§ **Required work**:
In the records below, some lines contain the word "true". Copy each of them.

(Page and application data records)
━━━━━━━━━━━━━━━━━━━━
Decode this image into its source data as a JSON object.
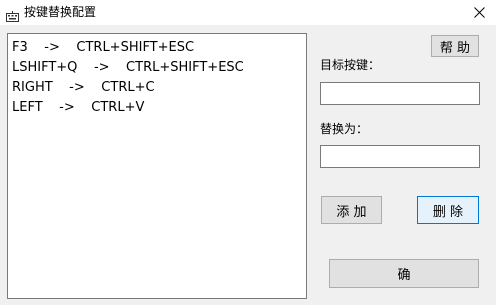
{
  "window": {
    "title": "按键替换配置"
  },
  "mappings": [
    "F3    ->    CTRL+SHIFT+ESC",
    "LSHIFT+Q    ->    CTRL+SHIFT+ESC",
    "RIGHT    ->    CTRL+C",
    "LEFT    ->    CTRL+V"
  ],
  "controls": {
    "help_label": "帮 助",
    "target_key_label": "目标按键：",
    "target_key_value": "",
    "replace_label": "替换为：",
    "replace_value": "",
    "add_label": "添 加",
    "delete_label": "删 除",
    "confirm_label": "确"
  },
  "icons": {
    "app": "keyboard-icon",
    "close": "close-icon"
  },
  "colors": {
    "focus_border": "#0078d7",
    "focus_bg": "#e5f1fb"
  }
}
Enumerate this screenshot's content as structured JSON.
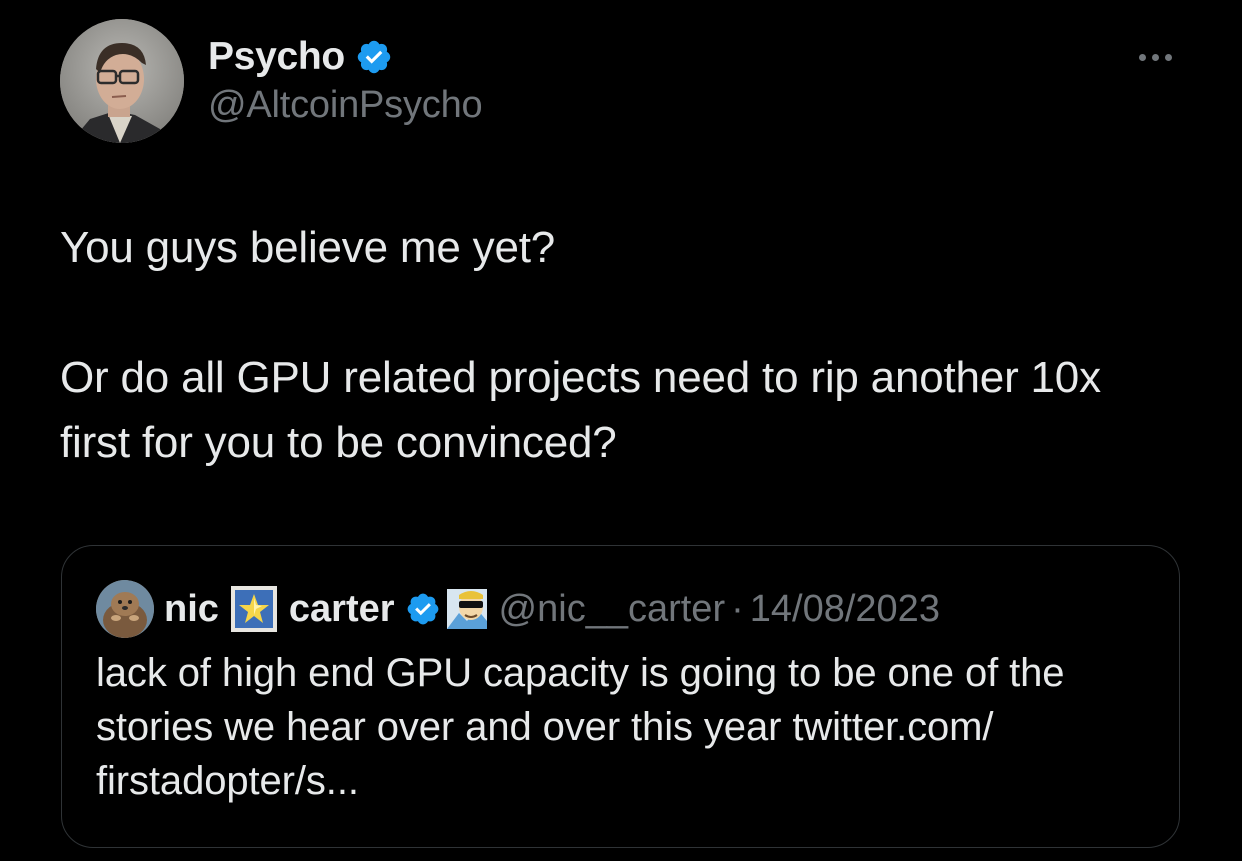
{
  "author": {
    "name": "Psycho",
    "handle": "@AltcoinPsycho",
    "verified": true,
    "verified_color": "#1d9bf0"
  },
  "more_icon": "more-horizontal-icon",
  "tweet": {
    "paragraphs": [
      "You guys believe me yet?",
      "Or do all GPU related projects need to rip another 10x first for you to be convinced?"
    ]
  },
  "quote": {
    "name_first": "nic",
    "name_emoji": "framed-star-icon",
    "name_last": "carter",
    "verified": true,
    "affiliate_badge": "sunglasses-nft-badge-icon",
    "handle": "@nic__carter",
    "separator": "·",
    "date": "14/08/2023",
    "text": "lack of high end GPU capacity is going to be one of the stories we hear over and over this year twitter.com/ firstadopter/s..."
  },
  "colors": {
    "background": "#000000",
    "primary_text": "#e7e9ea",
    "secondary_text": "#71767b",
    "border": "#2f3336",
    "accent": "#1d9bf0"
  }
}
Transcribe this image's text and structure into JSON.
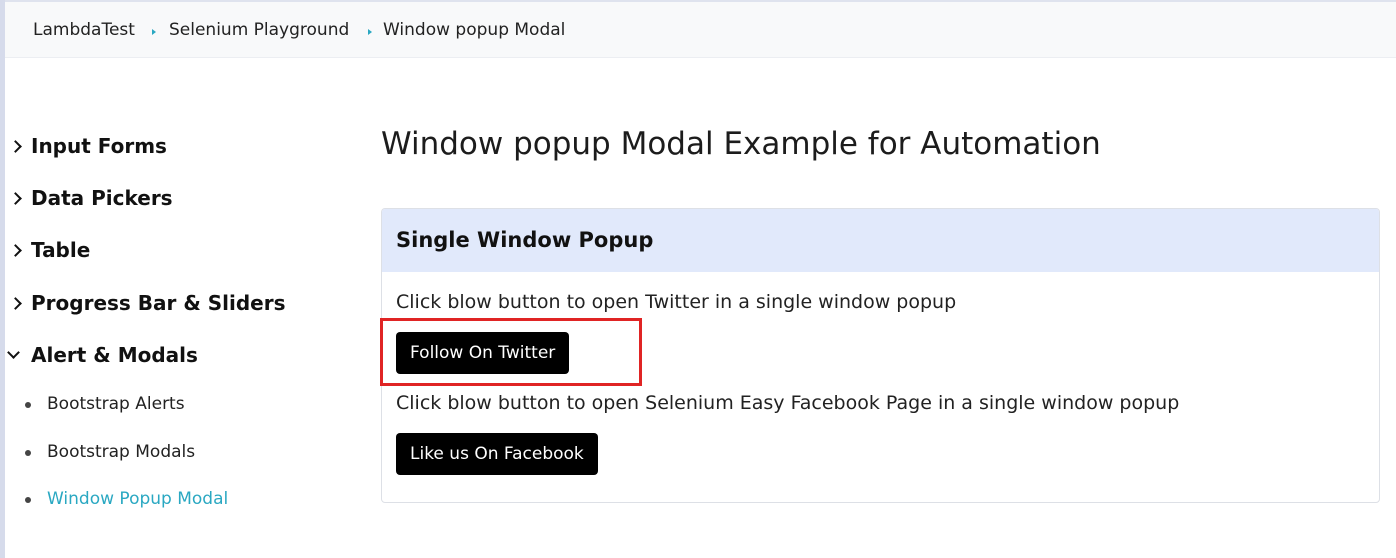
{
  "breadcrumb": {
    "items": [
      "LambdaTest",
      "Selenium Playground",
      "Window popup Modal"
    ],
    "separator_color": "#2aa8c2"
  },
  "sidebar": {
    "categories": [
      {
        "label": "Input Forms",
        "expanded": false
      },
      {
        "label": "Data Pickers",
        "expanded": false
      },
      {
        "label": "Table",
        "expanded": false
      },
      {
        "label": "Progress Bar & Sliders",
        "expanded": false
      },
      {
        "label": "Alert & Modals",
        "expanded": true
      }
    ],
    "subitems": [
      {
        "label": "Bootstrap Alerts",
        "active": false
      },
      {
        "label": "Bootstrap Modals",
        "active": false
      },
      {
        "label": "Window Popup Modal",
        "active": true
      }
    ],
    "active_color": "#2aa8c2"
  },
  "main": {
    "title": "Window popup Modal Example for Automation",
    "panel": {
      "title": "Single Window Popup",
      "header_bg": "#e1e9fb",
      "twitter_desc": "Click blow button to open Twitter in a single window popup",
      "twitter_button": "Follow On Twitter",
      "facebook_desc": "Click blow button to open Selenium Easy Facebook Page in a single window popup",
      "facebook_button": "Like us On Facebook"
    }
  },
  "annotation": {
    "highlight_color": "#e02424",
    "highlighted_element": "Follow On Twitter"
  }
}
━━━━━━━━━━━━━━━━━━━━
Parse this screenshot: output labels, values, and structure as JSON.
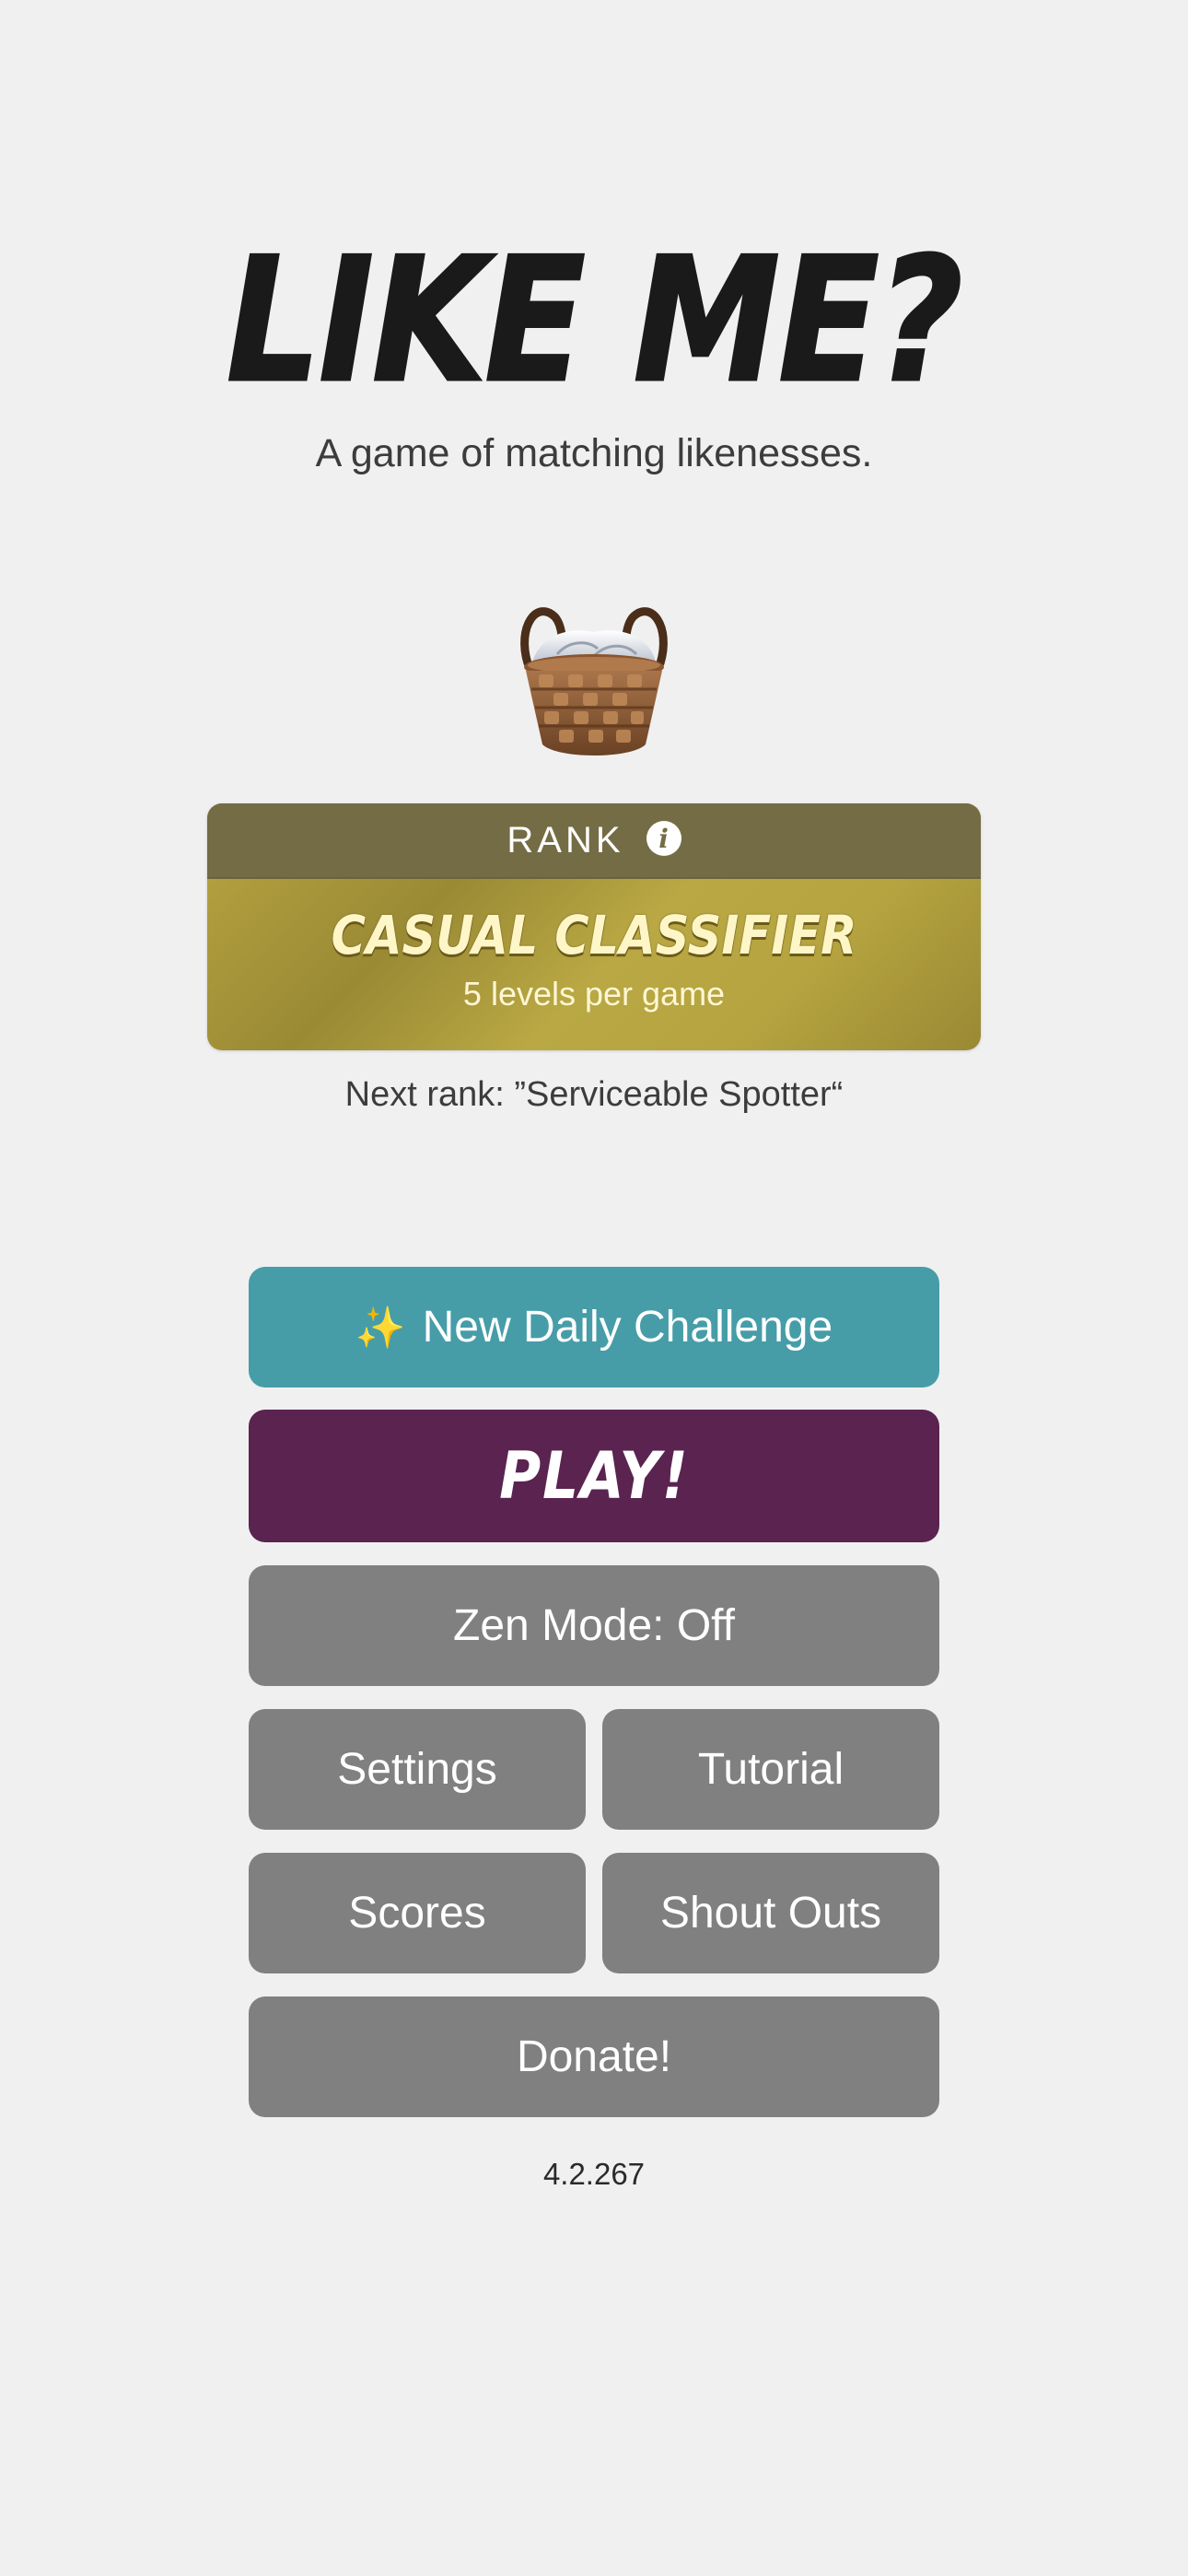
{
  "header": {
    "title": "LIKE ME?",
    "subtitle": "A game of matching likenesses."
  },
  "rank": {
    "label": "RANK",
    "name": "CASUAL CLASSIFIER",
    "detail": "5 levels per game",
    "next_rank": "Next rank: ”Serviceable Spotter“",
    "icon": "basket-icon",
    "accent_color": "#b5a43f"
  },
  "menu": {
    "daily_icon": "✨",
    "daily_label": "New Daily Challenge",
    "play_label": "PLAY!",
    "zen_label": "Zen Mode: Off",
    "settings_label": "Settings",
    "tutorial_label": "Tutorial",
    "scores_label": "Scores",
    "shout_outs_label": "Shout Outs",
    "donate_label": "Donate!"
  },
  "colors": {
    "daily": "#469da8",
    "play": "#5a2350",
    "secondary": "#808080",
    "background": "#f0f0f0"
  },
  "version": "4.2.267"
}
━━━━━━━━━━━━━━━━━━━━
§ **Answer section**:
    "verified": true,
    "verified": true,
        "expanded": true
        "active": true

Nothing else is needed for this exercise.